This week’s clashes between Millwall and West Ham fans saw NORMAN GILLER suffer a disturbing flashback to sport’s “Dark Ages”
So now it can be told. I am constantly asked why I walked out on my prize job as No1 football writer with the Daily Express in the winter of 1973 for the minefield of freelancing. The answer in one word: Hooliganism.
It all came flooding back to me this week like a bad dream as West Ham and Millwall thugs caused the game grievous bodily harm.
Back in the 1970s â€” categorised as the “Dark Ages” by Home Secretary Alan Johnson â€” the sort of horror scenes witnessed at Upton Park on Tuesday were commonplace.
Hooliganism was football’s biggest problem in the 1970s and running on into the mid-80s, when the horrors of Heysel and Hillsborough (okay, not directly connected to hooliganism) triggered a ban for English clubs from all European competitions.
We could easily slide down that sickly slope again and become the pariahs of football unless the problem is stamped on quickly and decisively.
It was April 1972 and West Ham were home to Tottenham in a London derby. I reported it for the Daily Express, and as I walked from my car parked off Green Street to the ground, I saw a gang of about a dozen young men running wildly through the crowd heading for the match.
They were fairly easy to spot because they were all dressed and made up Clockwork Orange style, copying the characters in the violent Stanley Kubrick film â€” based on the Anthony Burgess novel â€” that had been released the previous year.

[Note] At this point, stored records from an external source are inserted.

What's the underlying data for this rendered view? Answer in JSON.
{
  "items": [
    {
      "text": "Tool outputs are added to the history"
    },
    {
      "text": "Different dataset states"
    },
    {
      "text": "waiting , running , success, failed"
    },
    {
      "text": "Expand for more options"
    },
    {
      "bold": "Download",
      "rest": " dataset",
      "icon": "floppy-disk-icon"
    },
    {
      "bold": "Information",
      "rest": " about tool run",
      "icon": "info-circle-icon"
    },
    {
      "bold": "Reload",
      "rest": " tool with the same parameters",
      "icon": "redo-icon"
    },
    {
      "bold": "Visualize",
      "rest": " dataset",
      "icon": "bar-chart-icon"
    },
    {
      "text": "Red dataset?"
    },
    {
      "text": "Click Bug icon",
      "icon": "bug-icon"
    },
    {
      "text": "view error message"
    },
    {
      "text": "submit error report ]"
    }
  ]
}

Their faces were painted in the clown-like way featured by Malcolm McDowell in the main role, and they were barging aside anybody who got in their path â€” the physical pushing accompanied by a stream of expletives.
It was a mesmerising and at the same time terrifying sight, and I â€” take your pick between cowardly and sensibly â€” planted myself against a wall to avoid them.

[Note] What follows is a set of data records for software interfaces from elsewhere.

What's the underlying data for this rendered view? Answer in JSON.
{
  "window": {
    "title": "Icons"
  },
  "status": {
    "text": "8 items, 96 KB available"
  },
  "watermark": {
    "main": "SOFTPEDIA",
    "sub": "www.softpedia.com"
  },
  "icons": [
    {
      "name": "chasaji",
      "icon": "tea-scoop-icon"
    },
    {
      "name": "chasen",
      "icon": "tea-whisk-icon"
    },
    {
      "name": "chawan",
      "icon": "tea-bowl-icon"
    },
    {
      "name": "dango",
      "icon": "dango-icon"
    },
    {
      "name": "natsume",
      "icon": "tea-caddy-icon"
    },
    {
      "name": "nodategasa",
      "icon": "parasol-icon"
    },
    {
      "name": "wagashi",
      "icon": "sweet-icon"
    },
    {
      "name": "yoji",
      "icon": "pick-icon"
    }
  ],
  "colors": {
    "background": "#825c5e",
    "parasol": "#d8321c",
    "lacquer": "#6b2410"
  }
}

As a former sports editor of the local paper, I had good police contacts and called into the mobile police caravan to see if they had spotted the troublemakers.
Not only had they seen them, but four had been arrested and ordered to remove their footwear. I was shown the reason and got Express photographer Norman “Speedy” Quicke to take photographs.
Lined up on the floor in the caravan were four pairs of heavy steel-toed boots.
I wrote a piece for the Monday paper about the new frightening face of football, accompanied by shots of the Clockwork Orange gang in the crowd and pictures of the boots.
Editor Derek Marks called me in and congratulated me on “a cracking piece”. It was being promoted from the sports pages to the main leader page, with an accompanying profound piece by the leader writer.
As I sat in the glow of the praise, I got another call to the Editor’s office. Standing alongside Derek was the duty lawyer.
He made it clear that there was no way he could allow my story to be published unless I could produce evidence that they had conducted acts of violence.
“The fact that they were wearing these steel-capped boots could be easily explained by any half-wise solicitor that the men had come straight from work wearing industrial boots,” the lawyer said. “You cannot possibly use the photograph, particularly if it is police evidence.”
A sub-editor was ordered to rewrite my piece as a salute to the creativity of the Clockwork Orange gang â€” “for bringing a much needed splash of colour to the grey face of football.”
I demanded my name be taken off it and went into a sulk.
Over the next year, travelling to and from matches became an increasing nightmare, with hooligans running up and down the corridors of the trains causing mayhem. It was as if you were taking your life in your hands every time you visited a football ground.
I could see no end to it, and it was the main reason I gave up that prize job in an era when Express readers could be counted by the millions rather than the thousands.
In the same season that I quit, Bill Nicholson â€” the most honest and dedicated of managers â€” was reduced to tears when so-called Tottenham supporters ran riot during the UEFA Cup final against Feyenoord in Rotterdam.
Now, more than 30 years on, the hooligans are back on the horizon.
Stop them now, or say goodbye to any hope of staging the 2018 World Cup finals in England.
Read previous Norman Giller columns by clicking here.